** Opening RECORDS PROVIDED block **
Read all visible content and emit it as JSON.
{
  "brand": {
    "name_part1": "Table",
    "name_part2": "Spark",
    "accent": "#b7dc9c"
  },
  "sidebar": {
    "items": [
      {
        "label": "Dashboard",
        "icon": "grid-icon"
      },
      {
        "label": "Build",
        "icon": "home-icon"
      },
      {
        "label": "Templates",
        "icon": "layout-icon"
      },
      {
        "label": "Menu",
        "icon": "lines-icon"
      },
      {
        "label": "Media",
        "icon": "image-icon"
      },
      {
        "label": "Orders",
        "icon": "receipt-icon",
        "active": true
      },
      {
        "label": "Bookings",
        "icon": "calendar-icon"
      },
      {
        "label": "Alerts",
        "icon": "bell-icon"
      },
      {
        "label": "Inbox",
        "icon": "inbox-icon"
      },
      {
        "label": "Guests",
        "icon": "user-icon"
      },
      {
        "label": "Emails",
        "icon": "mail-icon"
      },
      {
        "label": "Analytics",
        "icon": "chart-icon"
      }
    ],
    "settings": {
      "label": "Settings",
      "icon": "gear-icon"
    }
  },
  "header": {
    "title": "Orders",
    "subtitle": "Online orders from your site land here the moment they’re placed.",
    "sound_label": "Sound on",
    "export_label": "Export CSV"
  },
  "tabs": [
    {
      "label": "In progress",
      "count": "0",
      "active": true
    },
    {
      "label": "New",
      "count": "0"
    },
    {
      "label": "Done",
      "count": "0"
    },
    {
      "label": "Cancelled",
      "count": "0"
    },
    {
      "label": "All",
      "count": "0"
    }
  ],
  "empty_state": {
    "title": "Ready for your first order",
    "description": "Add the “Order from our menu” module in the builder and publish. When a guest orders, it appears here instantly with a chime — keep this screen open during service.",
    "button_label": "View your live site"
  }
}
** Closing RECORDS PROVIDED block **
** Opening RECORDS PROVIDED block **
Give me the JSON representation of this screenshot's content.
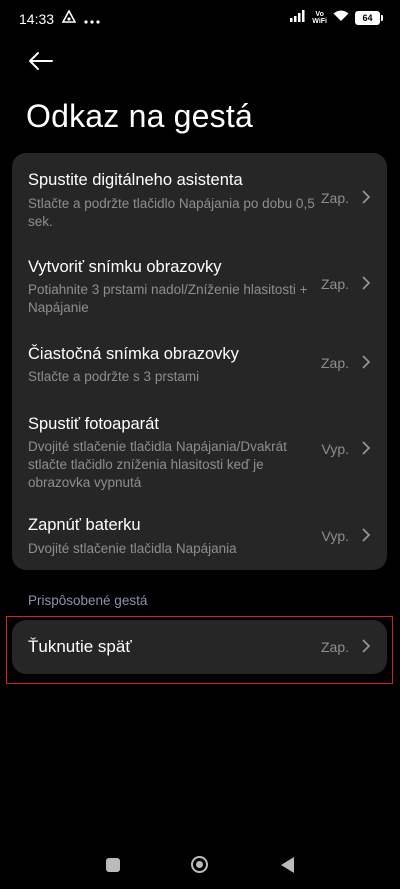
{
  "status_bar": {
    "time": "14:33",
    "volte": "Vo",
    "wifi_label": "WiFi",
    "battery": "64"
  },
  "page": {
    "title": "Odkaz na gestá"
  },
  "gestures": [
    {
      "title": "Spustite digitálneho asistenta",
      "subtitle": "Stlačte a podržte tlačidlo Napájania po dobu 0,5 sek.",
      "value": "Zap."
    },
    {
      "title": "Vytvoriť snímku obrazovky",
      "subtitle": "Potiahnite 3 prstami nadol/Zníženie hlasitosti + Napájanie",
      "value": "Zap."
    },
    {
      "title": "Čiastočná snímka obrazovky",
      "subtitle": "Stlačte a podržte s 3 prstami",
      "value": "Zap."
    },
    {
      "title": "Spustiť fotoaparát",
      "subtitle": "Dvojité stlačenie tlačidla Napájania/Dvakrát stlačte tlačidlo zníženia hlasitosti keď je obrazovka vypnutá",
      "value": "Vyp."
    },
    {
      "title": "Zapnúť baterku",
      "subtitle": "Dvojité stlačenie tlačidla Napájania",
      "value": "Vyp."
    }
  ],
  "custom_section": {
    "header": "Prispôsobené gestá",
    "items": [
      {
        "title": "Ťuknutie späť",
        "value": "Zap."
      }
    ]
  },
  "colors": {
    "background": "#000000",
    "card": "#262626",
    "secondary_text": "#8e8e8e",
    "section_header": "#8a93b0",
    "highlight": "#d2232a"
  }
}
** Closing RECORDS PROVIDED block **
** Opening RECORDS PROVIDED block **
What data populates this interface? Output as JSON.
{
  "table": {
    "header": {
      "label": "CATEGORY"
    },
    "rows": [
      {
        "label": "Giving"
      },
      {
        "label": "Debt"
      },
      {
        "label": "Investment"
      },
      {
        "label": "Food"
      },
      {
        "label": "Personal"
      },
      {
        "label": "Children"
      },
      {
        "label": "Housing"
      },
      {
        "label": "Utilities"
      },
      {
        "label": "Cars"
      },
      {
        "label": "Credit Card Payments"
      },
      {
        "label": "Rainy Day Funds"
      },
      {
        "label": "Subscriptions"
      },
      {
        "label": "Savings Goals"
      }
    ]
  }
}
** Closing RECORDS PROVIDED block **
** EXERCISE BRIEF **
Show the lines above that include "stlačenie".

** SOLUTION BELOW **
      "subtitle": "Dvojité stlačenie tlačidla Napájania/Dvakrát stlačte tlačidlo zníženia hlasitosti keď je obrazovka vypnutá",
      "subtitle": "Dvojité stlačenie tlačidla Napájania",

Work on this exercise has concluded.